Here in the United States such a thing would be, of course, unthinkable . . . or would it?

Recent Congressional legislation attempting to regulate political content on the internet came dangerously close to putting a stranglehold on the very sort of "free speech" that just got throttled in Canada today.

Those in power, or who seek power, will always be tempted to use their influence to crush and disable those who threaten their ambitions.

It is particularly troubling when someone like a Joe Volpe not only acts out that temptation, sees nothing wrong in doing it and, heaven forbid, gets away with it!

It is my hope that those who might otherwise have supported Volpe will see that his approach to the political process poses a threat to everybody in Canada, Liberals as well as their Conservative rivals, and will abandon him like rats fleeing a sinking ship.

I could not resist sending him an email of my own:
Mr. Volpe, Be glad you are Canadian. If you attempted to pull this kind of bad political sportsmanship in the United States you would be blogged into well-deserved oblivion. No doubt your fellow countrymen will find the American model of political dismemberment worthy of imitation. Sincerely, . . .
Thank God we have a Bill of Rights that stands between us and an American Volpe wannabe.

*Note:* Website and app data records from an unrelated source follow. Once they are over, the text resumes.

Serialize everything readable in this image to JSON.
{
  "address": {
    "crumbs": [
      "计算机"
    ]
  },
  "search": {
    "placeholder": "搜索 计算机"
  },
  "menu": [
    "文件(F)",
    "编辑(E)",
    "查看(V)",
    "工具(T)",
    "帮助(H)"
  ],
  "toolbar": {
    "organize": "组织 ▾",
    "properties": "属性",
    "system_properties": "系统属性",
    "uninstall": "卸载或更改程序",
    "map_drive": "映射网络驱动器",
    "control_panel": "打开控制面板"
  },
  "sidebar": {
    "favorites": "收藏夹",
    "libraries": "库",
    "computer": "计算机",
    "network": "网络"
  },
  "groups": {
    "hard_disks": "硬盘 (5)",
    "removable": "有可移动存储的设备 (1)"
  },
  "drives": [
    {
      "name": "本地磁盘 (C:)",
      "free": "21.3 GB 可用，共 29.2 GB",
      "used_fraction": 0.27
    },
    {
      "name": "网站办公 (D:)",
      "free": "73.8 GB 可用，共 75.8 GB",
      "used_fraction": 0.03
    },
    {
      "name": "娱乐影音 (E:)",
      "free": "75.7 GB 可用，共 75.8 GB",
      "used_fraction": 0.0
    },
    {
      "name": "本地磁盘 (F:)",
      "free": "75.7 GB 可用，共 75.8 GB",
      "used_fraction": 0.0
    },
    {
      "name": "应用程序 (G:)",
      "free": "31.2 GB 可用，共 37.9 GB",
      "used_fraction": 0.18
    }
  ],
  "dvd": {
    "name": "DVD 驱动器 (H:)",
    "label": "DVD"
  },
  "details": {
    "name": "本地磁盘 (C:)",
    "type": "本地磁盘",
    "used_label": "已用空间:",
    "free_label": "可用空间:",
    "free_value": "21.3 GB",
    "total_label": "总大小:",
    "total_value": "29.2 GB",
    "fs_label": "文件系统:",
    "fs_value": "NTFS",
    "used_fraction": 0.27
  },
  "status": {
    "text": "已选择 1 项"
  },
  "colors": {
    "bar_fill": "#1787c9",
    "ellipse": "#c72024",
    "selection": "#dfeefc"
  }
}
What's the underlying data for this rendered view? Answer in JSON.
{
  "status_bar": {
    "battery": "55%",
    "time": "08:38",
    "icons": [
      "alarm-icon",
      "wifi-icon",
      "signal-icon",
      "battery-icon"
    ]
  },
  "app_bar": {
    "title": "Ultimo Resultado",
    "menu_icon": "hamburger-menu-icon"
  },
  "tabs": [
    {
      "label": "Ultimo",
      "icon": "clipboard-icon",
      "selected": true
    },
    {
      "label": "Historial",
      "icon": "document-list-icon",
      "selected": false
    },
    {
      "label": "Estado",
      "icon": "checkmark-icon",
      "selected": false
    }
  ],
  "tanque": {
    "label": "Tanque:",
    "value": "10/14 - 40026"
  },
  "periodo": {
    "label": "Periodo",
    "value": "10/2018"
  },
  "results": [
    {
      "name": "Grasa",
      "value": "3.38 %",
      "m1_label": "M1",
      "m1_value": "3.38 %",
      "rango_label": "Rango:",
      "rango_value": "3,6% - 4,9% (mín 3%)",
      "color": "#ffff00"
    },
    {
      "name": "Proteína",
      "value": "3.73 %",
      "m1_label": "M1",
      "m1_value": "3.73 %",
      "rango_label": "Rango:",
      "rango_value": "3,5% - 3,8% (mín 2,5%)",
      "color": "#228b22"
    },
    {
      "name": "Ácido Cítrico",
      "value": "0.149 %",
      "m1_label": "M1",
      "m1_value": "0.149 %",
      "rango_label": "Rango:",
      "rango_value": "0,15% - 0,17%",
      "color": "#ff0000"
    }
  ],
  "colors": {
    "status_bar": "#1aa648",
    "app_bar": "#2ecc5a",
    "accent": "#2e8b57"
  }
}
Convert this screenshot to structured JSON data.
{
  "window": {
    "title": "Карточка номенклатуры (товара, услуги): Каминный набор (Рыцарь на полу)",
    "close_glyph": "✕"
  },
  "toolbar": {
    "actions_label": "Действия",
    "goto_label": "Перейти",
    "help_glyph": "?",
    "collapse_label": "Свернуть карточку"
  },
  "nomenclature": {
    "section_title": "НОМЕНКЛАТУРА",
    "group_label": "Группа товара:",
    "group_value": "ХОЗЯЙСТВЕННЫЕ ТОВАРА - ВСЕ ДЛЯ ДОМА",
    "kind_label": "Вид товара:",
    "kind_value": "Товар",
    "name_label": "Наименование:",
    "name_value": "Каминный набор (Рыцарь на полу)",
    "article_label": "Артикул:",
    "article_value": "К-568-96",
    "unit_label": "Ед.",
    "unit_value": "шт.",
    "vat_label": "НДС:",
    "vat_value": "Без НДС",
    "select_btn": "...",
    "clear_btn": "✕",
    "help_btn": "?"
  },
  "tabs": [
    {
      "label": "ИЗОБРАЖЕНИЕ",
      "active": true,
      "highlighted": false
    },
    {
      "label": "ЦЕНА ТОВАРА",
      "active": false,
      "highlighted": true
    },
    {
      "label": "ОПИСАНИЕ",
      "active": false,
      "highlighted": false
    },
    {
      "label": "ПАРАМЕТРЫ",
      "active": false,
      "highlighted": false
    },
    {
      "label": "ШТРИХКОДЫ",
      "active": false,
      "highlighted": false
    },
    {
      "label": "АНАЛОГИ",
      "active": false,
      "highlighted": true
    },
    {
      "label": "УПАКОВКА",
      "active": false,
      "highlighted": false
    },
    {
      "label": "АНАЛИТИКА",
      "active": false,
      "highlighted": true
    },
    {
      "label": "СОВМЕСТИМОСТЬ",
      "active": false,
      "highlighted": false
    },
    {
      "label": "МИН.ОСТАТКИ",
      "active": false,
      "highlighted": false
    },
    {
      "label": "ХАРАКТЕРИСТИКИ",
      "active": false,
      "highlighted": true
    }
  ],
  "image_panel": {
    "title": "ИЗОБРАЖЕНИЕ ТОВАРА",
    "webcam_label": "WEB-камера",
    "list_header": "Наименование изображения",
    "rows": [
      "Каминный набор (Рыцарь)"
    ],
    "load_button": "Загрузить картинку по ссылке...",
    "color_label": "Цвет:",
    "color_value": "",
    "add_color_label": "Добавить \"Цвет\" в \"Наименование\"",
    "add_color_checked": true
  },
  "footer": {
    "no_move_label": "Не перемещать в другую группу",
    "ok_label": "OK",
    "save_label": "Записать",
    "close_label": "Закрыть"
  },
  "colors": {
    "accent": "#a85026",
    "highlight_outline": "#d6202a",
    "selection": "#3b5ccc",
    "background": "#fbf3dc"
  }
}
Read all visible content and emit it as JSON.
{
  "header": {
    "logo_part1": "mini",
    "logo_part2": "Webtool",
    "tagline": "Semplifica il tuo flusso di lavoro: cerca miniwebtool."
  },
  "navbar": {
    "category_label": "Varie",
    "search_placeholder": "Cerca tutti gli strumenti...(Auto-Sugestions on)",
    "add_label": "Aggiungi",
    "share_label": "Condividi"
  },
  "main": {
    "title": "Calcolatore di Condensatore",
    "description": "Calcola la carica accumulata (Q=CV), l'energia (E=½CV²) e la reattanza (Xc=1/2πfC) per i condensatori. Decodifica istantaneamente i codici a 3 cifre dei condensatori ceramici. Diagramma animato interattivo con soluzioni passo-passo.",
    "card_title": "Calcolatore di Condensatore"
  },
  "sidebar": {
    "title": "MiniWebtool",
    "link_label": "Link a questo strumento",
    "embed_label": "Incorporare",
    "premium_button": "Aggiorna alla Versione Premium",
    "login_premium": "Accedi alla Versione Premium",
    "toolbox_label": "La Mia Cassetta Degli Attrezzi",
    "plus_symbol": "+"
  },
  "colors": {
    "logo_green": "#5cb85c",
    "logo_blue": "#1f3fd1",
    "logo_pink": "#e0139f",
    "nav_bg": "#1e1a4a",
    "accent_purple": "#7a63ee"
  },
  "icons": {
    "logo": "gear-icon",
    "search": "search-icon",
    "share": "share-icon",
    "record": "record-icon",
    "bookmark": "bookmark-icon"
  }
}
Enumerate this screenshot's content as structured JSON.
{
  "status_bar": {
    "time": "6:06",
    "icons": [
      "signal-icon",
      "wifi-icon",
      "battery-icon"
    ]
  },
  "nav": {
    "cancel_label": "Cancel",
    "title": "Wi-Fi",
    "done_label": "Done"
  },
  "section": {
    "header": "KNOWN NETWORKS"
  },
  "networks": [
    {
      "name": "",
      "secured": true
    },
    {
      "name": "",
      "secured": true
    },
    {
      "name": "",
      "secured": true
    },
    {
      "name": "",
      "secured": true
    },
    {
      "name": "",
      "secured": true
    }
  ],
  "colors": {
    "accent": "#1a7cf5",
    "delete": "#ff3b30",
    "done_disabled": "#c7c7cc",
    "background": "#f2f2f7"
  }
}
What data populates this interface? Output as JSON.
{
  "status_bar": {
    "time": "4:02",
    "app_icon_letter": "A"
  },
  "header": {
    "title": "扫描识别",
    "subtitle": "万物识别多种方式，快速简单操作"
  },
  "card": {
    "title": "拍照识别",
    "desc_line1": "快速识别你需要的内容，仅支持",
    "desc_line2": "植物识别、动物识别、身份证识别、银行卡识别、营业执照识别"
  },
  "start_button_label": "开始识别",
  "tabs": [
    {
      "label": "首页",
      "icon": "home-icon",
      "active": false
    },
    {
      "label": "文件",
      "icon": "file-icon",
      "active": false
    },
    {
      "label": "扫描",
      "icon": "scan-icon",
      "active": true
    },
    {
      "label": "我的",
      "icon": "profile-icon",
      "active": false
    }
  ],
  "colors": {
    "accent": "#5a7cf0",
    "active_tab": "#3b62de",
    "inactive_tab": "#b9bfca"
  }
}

Even so, given that the U.S. Supreme Court last year ruled that the government can seize your property and turn it over to a private company we should not be so ignorant as to believe that they might someday rule that our "free speech" can be "seized" as well. We will do well to keep vigilant. After all, Canada is not that far away. Today, in fact, it appears to be too close for comfort!

John Witherspoon: Presbyterian Mid-Wife to the Founding of America

I have often discussed how the essence of both the Declaration of Independence and the U.S. Constitution were derived from the Presbyterian theological/philosophical legacy of John Calvin.

A new essay by Roger Kimball in the New Criterion entitled, "The Forgotten Founder: John Witherspoon" helps demonstrate that it was not only Presbyterian thought but an actual Presbyterian named John Witherspoon who helped shape the emerging nation more than most of you may have been aware of before. Click on the link in the previous sentence to read the entire essay.

The essay begins with the following paragraph and from there it just gets better and better . . .
Who is the most unfairly neglected American Founding Father? You might think that none can be unfairly neglected, so many books about that distinguished coterie have been published lately. John Adams, Benjamin Franklin, Alexander Hamilton, Thomas Jefferson, James Madison, George Washington—whom have I left out? It has been a literary festival of Founders these last few years, and a good thing, too. But there is one figure, I believe, who has yet to get his due, and that is John Witherspoon (1723–1794). This Scotch Presbyterian divine came to America to preside over a distressed college in Princeton, New Jersey, and wound up transmitting to the colonies critical principles of the Scottish Enlightenment and helped to preside over the birth and consolidation of American independence

"A Typo to Die For" or "Why Bother?"

I Just caught this wonderful typo in the April 24/May 1, 2006 issue of The Presbyterian Outlook. (Click on picture to see the original) A summary of the good part reads: “He was preceded in death by his wife . . . Survivors include . . . two sisters and a bother . . .” As someone who has one older bother brother of my own I couldn’t keep from laughing! (I might add that Robert Ball, also mentioned in the obit section, was a good man, a friend from my youth.)
Photobucket - Video and Image Hosting

Thursday, June 01, 2006

This Might Turn You Into a Boxing Fan!

Even if you hate boxing you've got to love this story on Wladimir Klitschko, a current heavyweight boxing champion you have never heard of before.

By the time you finish reading this link to Mary Katherine Ham's post at you will be a BIG fan of the Ukrainian World Heavyweight Champion boxer with a PhD., a helicopter license and a love for America.

Go it. You know you want to!